“ Though a pleader or preacher, is hoarse or awkward, the weight of their matter commands respect and attention."-Spec. No. 141.
His, you perceive, this ought to be; for “pleader or preacher,” is the noun for which the pronoun stands.
“ But let it be a comfort to you, that I have no guilt hangs upon me, no unrepented folly that retards me.”
Spec. No. 204.
The pronoun that, is required between "guilt” and
hangs;" as, “ but let it be a comfort to you, that I have no guilt that hangs upon me."
"I have heard of a couple of preachers in a country town, who endeavoured which should outshine another, and draw together the greatest congregation.”Spec. No. 221
" One another” should be the other.
“Besides poverty and want there are other reasons that debase the minds of men who live under slavery, though I look on this as the principal.”—Spec. No. 287.
Here is the pronoun “this," made use of; and of course to supply the place of some noun. Now, which is the noun that it supplies the place of? By examining, you will find that there are two nouns, “poverty and want," represented by “this." These, then, the pronoun should have been.
My mistress has a younger sister lives in the house with her, that is some thousands below her in estate, who is con. tinually heaping her favours upon her maid; so that she can appear every Sunday, for the first quarter, in a fresh suit of clothes of her mistress's giving, with all other things suitable.”—Spec. No. 366. This extract contains several kinds of errrors.
· My mistress has a younger sister lives in the house;" should be,
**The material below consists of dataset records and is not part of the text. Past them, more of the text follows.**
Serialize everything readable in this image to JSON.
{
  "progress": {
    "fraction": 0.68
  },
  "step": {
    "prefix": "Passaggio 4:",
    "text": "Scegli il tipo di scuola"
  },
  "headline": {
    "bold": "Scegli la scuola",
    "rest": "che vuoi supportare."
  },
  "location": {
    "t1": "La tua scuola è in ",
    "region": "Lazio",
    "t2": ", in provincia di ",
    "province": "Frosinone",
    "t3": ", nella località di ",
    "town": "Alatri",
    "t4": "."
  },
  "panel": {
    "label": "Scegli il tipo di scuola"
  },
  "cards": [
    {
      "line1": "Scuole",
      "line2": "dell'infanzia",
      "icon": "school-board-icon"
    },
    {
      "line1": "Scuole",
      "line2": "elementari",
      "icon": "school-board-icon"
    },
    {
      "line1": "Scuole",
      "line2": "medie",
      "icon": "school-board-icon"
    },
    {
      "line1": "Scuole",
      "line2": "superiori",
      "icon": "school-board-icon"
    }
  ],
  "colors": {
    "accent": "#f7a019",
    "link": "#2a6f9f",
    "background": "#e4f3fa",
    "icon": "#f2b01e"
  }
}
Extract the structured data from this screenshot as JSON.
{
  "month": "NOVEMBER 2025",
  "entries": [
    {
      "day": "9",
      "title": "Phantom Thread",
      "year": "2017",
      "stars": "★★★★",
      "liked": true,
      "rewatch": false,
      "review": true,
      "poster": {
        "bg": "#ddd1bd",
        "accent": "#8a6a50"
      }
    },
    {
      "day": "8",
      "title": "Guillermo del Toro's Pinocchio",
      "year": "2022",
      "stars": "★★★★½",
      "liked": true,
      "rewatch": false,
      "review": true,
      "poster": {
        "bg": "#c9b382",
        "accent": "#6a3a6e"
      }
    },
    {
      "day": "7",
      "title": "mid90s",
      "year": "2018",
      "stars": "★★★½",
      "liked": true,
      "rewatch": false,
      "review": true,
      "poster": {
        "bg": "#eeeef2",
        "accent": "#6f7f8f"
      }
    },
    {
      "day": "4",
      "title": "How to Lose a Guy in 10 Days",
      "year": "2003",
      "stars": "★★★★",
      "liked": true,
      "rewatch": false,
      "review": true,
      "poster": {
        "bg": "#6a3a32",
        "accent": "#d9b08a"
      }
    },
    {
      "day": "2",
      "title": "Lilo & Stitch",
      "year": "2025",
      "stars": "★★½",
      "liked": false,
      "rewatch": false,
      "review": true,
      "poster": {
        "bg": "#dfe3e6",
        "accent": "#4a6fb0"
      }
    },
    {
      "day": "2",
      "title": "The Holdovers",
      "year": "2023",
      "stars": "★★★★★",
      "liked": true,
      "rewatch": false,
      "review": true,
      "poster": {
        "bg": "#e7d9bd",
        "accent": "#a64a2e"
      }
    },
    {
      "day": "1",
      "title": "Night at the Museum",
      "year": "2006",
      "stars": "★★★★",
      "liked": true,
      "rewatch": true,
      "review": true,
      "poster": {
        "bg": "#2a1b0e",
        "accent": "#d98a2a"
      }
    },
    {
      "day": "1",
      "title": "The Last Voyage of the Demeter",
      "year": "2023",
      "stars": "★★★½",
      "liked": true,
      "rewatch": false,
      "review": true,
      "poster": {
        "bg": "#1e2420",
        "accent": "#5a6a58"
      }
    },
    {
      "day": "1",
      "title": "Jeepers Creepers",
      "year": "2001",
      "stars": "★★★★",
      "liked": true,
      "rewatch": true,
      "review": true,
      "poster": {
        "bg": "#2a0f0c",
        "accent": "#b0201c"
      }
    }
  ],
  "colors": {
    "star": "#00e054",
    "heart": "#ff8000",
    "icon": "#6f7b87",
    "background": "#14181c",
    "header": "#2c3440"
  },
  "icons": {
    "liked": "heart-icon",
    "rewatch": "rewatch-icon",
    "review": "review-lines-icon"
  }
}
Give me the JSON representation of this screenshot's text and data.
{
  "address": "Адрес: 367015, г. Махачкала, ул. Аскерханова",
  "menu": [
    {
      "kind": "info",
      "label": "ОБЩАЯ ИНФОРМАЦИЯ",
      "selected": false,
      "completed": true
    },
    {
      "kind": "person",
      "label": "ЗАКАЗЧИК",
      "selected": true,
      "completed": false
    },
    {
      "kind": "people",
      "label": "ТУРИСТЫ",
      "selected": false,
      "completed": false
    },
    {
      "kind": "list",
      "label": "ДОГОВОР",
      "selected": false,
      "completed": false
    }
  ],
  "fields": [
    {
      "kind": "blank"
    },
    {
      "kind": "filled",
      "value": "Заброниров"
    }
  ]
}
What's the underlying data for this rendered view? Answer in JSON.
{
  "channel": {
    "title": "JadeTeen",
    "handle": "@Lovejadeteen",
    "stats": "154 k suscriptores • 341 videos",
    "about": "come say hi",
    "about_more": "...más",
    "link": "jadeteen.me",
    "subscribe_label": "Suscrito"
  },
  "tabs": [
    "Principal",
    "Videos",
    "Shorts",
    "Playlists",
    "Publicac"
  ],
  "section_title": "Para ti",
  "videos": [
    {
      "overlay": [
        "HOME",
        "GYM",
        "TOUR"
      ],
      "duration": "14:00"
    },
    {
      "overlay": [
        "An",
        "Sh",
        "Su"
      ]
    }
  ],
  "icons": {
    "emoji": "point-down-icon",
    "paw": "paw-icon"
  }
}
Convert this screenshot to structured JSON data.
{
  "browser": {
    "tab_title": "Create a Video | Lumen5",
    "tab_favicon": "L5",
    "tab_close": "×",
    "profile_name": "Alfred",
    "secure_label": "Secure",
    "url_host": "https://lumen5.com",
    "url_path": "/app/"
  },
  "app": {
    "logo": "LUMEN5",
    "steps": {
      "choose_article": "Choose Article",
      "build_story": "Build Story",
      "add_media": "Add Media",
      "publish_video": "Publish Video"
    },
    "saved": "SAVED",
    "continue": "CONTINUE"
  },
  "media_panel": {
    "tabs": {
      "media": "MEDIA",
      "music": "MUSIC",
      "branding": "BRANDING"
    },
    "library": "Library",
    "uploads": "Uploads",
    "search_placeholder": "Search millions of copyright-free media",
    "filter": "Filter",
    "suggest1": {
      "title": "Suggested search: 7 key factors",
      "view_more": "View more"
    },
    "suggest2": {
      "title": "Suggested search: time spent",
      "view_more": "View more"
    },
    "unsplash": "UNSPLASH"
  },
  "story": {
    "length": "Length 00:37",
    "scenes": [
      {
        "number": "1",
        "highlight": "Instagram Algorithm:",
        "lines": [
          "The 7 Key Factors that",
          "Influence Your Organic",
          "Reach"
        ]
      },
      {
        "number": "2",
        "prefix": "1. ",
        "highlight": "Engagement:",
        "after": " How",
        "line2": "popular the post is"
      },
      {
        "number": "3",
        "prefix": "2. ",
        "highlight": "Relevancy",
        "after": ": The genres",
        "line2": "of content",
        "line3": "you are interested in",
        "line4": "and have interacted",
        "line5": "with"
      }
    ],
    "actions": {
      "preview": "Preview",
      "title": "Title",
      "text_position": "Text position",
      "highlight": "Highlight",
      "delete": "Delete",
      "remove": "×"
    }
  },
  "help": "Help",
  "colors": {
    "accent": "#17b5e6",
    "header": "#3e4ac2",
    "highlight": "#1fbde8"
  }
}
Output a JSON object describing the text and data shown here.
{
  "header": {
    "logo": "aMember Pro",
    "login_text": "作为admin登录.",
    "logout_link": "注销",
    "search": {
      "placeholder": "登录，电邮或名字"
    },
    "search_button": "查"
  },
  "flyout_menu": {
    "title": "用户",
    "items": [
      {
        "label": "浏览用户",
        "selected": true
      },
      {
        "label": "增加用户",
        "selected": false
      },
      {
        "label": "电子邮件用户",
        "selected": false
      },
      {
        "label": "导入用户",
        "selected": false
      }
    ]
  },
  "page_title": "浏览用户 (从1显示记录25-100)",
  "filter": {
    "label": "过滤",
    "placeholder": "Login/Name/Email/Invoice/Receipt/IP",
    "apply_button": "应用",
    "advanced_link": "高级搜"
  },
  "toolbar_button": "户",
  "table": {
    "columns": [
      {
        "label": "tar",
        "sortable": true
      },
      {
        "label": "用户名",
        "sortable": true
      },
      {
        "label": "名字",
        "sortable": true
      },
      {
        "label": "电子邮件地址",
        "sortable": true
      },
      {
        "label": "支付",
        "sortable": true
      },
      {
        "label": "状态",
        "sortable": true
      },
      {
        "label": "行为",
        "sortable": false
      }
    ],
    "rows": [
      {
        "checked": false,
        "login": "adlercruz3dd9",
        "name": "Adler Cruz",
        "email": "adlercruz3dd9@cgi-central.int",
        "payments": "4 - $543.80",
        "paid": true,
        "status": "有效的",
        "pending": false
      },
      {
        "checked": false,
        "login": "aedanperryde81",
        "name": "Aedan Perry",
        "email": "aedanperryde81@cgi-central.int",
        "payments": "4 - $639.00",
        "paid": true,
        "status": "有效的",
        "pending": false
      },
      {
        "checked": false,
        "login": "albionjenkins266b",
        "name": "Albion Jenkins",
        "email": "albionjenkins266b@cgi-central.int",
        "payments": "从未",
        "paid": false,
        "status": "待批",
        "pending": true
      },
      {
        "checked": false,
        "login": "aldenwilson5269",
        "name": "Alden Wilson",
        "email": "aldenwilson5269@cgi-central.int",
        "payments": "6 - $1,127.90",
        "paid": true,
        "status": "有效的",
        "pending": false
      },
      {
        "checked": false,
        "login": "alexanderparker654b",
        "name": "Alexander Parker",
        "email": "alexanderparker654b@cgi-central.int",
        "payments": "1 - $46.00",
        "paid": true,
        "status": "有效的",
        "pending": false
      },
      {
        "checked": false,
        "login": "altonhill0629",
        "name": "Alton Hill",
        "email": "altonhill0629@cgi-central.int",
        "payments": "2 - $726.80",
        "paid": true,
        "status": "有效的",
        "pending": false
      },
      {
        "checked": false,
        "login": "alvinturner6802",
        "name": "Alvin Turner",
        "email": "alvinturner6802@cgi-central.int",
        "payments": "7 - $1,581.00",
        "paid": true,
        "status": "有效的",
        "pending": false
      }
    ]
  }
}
my mistress has a younger sister who lives in the house;" or, “my mistress has a younger sister living in the honse.” “ That is some thousands, below her in estate, who is con. tinually heaping her favours on her maid." Here is that want of uniformity and taste, which I spoke of to you in the last Letter on pronouns. Here is “that" used in , one part of the sentence, and “ who,” in another, when both relate to the same noun.
“ So that she can appear every Sunday." Who can appear? We find by what fol. : lows - Sunday,” that the maid is meant by “she." But if the sentence had ended at “clothes," we might reaso. nably enough suppose that “she” stood for “younger sister ;" because, if this "younger sister" was contin. ually” giving away her clothes, she must certainly have procured “fresh” ones “to appear in, every Sunday."